What the exercise asks: Tell how many lines in the data hold "Scheduler", giving that figure alone.
[Provided data Boundary: Start]
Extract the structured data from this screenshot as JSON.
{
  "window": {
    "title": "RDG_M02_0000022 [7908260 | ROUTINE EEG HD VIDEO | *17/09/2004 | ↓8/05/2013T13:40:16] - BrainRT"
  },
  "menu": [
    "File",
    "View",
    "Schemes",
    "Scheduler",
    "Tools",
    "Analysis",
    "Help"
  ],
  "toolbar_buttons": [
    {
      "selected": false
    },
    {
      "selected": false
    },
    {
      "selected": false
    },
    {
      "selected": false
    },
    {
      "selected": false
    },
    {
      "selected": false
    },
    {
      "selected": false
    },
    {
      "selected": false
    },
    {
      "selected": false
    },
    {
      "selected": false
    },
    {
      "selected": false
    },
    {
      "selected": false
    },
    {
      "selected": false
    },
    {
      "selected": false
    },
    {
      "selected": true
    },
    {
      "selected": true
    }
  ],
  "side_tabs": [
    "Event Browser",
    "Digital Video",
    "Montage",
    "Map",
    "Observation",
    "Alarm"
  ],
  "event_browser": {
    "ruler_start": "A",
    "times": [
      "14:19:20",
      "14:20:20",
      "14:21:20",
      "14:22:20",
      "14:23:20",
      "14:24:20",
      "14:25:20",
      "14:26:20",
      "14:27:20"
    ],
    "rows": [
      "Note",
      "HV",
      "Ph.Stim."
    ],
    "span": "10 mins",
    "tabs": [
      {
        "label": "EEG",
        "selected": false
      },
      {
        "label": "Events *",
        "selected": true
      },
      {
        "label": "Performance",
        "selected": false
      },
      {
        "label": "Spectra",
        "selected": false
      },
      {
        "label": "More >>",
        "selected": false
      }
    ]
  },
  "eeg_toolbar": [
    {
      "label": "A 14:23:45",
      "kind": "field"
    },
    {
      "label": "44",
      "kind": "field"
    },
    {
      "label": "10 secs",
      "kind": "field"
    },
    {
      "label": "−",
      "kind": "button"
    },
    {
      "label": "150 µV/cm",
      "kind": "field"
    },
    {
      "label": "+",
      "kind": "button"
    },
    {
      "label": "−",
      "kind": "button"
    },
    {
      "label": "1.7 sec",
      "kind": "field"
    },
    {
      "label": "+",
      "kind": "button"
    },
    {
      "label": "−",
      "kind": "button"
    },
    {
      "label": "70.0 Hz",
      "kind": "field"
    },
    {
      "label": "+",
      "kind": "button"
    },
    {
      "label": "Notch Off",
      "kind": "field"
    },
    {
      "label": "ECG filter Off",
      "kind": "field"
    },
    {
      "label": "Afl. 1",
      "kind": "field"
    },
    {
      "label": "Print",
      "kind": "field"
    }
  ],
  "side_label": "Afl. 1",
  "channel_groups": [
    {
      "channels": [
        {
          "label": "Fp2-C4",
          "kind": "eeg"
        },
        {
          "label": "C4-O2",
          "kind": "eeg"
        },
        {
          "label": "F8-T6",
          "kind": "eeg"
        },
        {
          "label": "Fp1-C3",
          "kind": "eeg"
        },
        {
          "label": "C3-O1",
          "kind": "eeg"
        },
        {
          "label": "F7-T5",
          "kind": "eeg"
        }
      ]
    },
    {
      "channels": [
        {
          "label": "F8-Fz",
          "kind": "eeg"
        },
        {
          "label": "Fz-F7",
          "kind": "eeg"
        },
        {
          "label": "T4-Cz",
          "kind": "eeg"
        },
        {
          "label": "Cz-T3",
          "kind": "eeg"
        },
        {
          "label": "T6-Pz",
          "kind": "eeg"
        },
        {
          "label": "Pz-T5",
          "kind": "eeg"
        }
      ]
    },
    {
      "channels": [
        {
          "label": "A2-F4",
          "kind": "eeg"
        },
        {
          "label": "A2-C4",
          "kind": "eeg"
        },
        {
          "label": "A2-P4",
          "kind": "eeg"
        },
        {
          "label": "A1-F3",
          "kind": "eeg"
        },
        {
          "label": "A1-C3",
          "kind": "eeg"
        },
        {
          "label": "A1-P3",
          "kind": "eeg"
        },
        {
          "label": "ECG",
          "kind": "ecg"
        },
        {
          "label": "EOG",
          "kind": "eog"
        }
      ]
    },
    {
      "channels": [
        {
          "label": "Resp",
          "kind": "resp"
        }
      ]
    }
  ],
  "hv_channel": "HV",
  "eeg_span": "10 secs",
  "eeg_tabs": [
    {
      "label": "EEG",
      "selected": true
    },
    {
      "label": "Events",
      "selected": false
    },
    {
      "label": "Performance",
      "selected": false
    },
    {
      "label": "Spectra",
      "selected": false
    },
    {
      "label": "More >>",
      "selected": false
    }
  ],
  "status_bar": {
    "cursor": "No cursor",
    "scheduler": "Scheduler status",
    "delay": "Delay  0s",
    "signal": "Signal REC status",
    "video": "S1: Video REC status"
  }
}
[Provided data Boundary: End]
Exercise response: 2